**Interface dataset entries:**
###

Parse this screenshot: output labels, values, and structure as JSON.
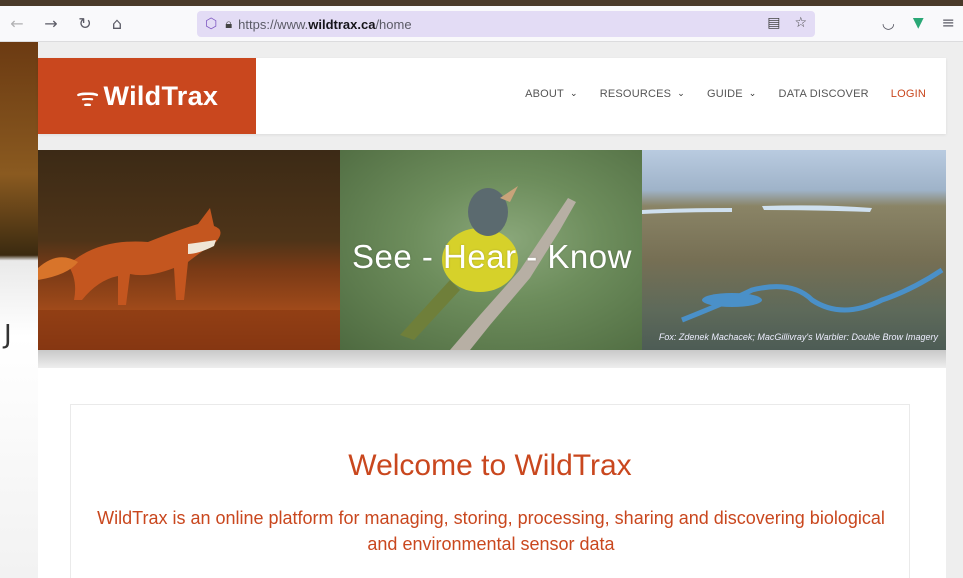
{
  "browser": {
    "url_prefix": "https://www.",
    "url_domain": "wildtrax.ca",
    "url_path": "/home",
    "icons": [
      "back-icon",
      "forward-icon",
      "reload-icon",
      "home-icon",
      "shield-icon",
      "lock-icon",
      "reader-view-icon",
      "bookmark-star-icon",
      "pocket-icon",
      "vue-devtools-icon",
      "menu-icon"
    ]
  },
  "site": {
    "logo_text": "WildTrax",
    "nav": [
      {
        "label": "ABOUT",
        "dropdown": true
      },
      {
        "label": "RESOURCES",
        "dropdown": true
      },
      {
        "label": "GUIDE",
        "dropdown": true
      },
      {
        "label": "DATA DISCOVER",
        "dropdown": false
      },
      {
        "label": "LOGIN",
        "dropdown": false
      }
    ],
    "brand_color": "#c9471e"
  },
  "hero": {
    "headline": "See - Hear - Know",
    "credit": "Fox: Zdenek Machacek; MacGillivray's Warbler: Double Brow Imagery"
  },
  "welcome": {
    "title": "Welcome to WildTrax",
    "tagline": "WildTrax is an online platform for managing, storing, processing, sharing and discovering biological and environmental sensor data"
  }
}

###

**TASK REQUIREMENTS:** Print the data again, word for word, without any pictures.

**RESULT OF THIS TASK:**
Parse this screenshot: output labels, values, and structure as JSON.
{
  "browser": {
    "url_prefix": "https://www.",
    "url_domain": "wildtrax.ca",
    "url_path": "/home",
    "icons": [
      "back-icon",
      "forward-icon",
      "reload-icon",
      "home-icon",
      "shield-icon",
      "lock-icon",
      "reader-view-icon",
      "bookmark-star-icon",
      "pocket-icon",
      "vue-devtools-icon",
      "menu-icon"
    ]
  },
  "site": {
    "logo_text": "WildTrax",
    "nav": [
      {
        "label": "ABOUT",
        "dropdown": true
      },
      {
        "label": "RESOURCES",
        "dropdown": true
      },
      {
        "label": "GUIDE",
        "dropdown": true
      },
      {
        "label": "DATA DISCOVER",
        "dropdown": false
      },
      {
        "label": "LOGIN",
        "dropdown": false
      }
    ],
    "brand_color": "#c9471e"
  },
  "hero": {
    "headline": "See - Hear - Know",
    "credit": "Fox: Zdenek Machacek; MacGillivray's Warbler: Double Brow Imagery"
  },
  "welcome": {
    "title": "Welcome to WildTrax",
    "tagline": "WildTrax is an online platform for managing, storing, processing, sharing and discovering biological and environmental sensor data"
  }
}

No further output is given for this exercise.